* Problem description
For every line in the data below, check for the word "Android", then state how many lines have it. Answer with the number only.

* Dataset extract
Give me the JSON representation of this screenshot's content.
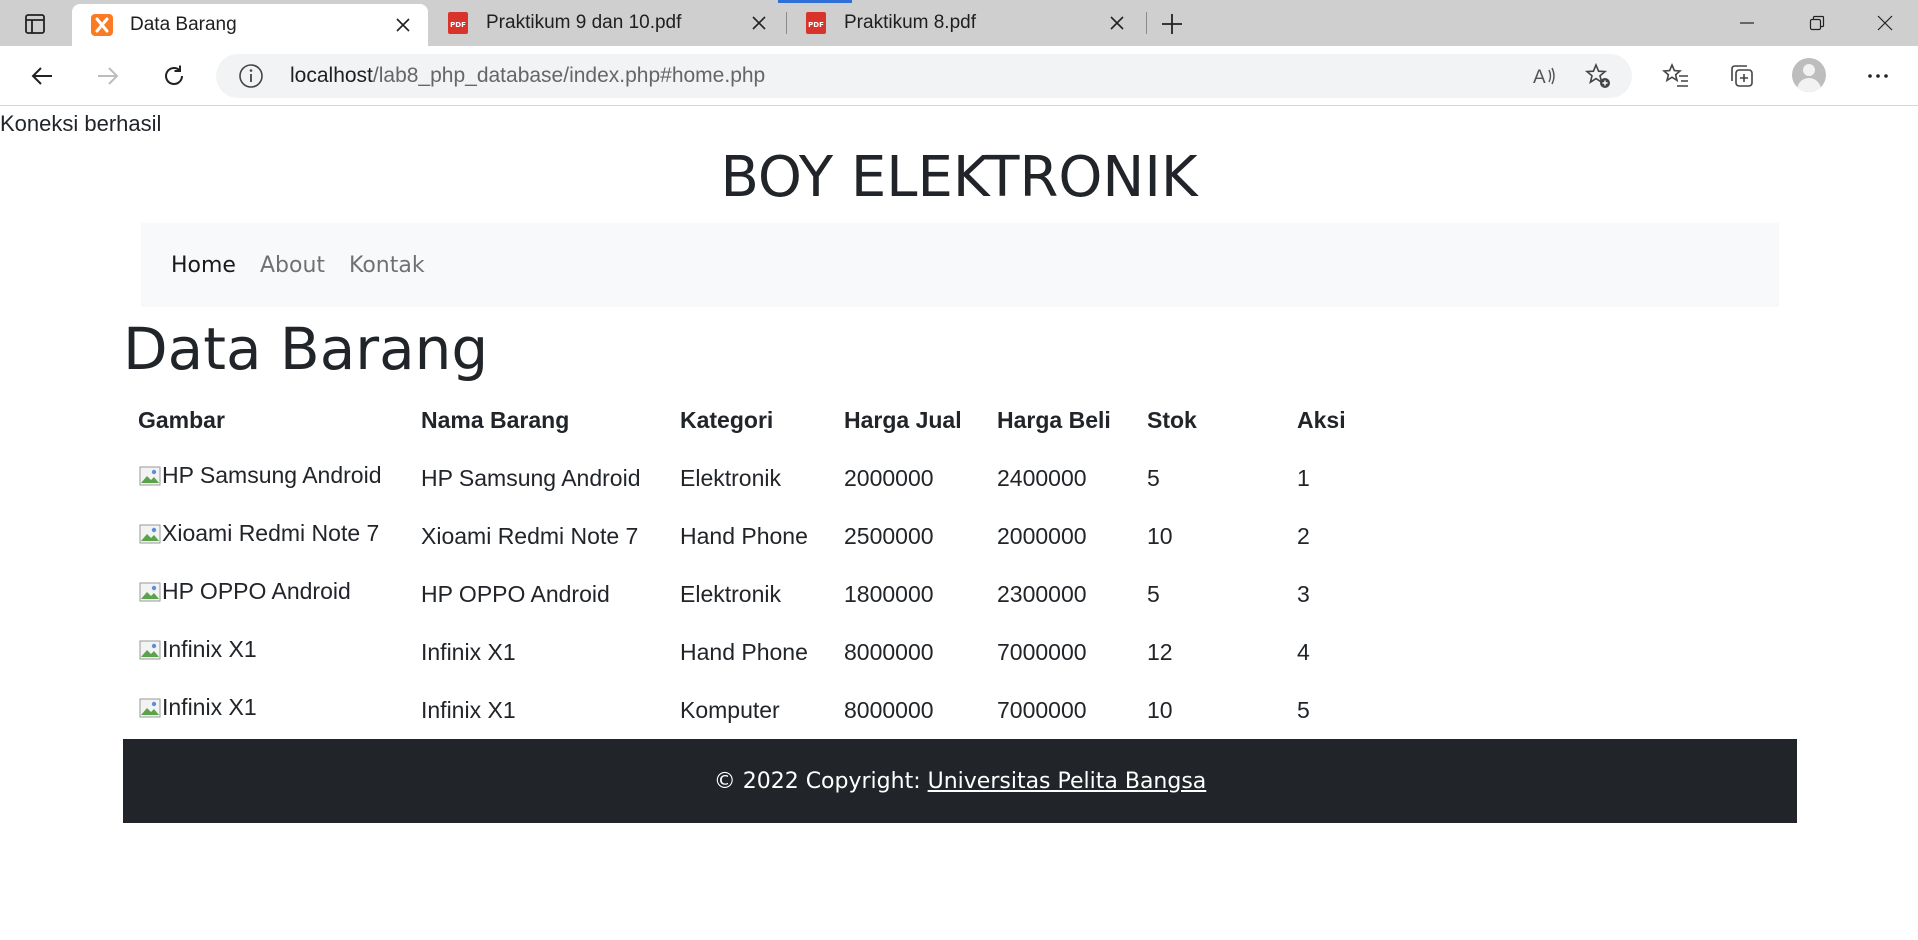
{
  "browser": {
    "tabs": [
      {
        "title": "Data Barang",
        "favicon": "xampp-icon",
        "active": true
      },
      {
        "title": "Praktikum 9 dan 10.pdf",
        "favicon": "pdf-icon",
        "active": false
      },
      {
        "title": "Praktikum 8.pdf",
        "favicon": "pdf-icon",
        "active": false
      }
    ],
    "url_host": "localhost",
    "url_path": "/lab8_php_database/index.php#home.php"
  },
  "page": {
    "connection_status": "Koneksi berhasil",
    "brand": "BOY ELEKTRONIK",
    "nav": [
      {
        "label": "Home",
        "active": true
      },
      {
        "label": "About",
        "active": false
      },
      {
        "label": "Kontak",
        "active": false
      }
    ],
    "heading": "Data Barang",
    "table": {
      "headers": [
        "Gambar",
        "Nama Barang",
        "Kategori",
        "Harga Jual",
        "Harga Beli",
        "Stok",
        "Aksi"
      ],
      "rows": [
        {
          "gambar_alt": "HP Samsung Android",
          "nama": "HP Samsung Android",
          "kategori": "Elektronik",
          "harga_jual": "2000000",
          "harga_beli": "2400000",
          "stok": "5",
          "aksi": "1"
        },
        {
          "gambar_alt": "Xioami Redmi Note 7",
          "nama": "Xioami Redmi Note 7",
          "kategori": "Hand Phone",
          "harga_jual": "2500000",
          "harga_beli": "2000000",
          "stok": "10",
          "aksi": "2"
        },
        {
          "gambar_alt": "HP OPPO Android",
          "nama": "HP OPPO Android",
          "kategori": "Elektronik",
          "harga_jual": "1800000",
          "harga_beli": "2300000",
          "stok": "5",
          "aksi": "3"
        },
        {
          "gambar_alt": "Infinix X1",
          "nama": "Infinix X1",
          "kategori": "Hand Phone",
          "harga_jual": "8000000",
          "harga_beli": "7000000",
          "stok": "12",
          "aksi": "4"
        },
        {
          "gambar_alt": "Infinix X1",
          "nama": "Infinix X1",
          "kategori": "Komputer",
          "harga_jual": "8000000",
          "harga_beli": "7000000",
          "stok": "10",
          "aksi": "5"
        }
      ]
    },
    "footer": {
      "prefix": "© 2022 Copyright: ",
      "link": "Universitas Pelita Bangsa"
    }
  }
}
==
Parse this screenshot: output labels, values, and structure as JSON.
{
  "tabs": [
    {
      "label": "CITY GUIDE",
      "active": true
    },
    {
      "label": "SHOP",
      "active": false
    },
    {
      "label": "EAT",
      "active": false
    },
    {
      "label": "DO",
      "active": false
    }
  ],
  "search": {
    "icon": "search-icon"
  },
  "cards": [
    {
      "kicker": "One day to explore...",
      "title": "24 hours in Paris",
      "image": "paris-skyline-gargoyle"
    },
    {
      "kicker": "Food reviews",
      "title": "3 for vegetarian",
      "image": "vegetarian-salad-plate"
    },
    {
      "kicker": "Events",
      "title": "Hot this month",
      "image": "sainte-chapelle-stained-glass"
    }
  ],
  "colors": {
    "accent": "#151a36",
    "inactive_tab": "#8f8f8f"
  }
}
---
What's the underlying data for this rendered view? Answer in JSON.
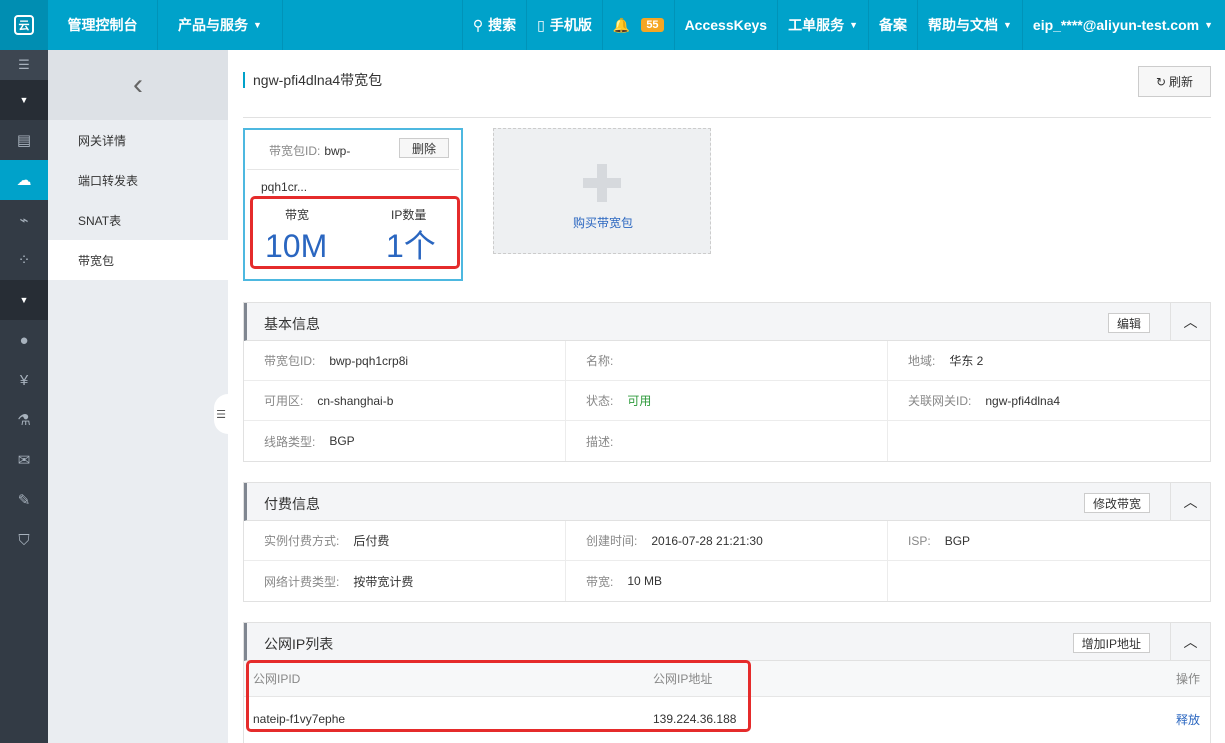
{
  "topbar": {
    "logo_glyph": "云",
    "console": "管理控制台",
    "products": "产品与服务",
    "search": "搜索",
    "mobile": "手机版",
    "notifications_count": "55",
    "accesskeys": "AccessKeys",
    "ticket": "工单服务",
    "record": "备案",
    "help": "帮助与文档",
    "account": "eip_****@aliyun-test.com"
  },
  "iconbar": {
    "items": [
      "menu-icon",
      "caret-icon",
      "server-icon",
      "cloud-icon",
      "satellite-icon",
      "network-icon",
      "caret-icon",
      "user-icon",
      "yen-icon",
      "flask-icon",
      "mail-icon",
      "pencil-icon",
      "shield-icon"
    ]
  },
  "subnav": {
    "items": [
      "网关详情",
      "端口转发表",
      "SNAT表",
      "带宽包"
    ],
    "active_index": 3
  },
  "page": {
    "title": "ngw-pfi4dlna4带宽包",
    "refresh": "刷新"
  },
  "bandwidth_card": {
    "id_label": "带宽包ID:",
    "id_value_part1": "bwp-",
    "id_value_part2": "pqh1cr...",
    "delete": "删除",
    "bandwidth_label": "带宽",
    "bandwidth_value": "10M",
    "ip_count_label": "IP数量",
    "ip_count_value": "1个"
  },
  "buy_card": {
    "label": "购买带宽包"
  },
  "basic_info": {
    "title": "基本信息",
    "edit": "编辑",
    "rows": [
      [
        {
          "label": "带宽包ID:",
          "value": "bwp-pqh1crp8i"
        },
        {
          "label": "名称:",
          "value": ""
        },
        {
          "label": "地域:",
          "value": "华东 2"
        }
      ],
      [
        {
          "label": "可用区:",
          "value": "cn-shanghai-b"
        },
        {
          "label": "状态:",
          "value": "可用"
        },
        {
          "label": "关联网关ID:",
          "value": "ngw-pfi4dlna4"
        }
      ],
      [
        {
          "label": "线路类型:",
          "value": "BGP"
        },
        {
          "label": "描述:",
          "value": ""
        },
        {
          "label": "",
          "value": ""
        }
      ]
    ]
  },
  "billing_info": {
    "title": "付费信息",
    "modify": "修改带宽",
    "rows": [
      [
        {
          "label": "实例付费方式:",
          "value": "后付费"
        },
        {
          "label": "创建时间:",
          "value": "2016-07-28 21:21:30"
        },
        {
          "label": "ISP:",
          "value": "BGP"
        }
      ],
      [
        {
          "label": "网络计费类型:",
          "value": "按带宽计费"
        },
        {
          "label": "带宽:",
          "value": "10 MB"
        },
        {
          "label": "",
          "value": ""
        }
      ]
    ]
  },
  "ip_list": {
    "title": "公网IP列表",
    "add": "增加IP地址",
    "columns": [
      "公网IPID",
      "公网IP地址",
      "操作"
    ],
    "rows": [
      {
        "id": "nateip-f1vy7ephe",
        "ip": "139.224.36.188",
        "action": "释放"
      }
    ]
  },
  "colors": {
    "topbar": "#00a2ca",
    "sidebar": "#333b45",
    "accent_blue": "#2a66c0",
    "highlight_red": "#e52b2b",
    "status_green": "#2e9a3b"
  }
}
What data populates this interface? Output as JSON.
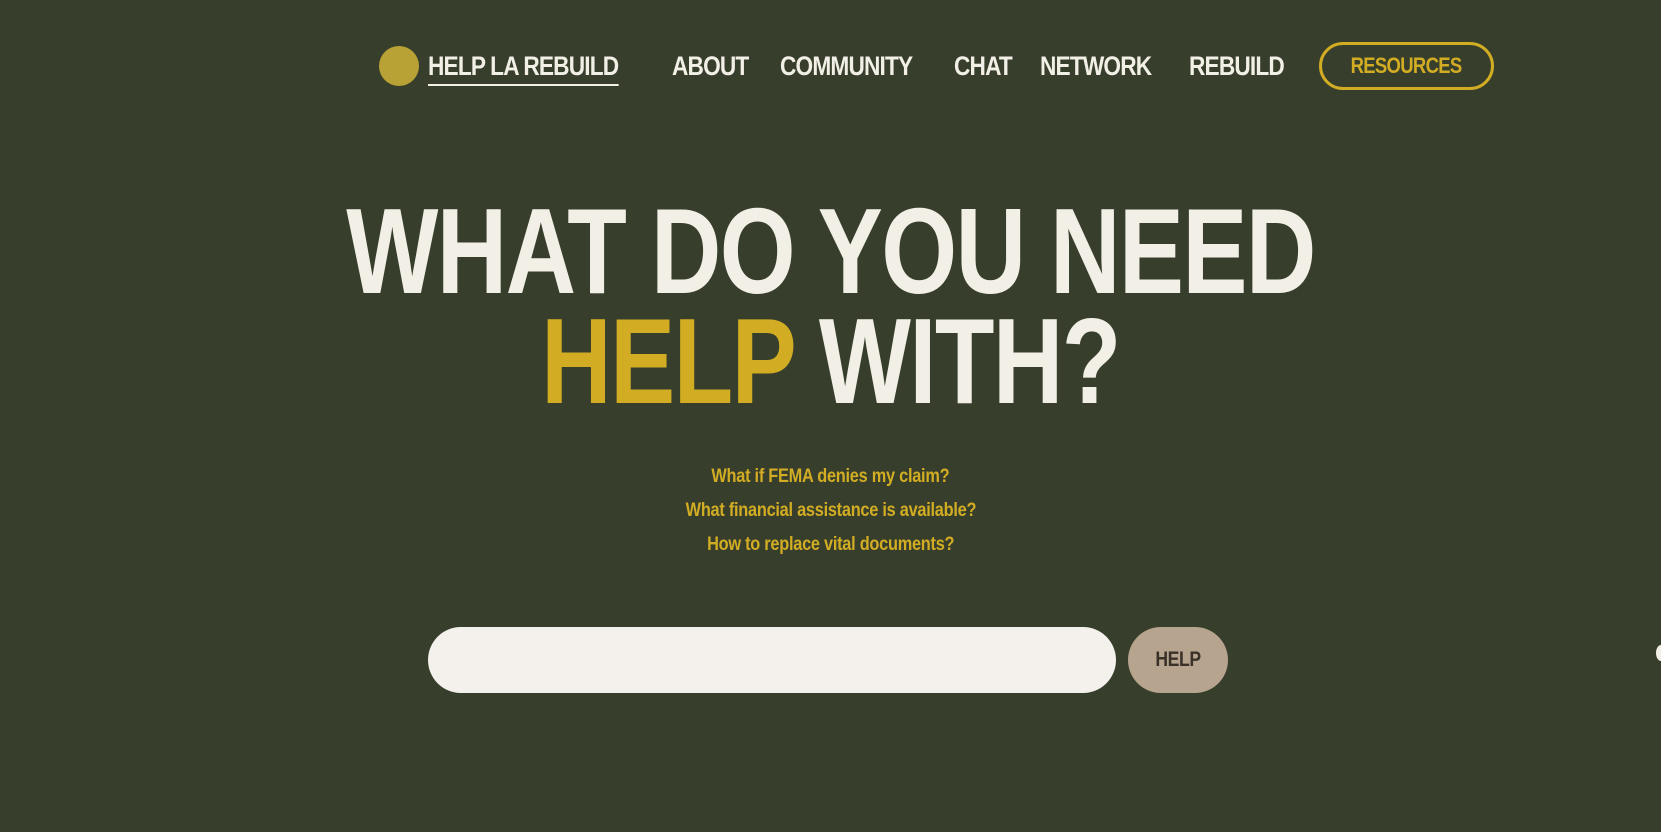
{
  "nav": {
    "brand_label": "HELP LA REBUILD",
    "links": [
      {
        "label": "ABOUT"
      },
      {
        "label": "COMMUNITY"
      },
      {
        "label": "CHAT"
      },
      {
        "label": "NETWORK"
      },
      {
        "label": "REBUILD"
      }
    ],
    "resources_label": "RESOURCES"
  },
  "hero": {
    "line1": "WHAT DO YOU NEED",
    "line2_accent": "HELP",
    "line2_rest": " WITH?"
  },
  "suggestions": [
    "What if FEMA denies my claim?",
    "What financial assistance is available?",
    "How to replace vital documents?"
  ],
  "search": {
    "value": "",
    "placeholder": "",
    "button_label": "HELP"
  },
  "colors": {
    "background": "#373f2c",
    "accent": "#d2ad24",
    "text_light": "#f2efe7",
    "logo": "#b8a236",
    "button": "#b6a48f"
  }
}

* Written answer
4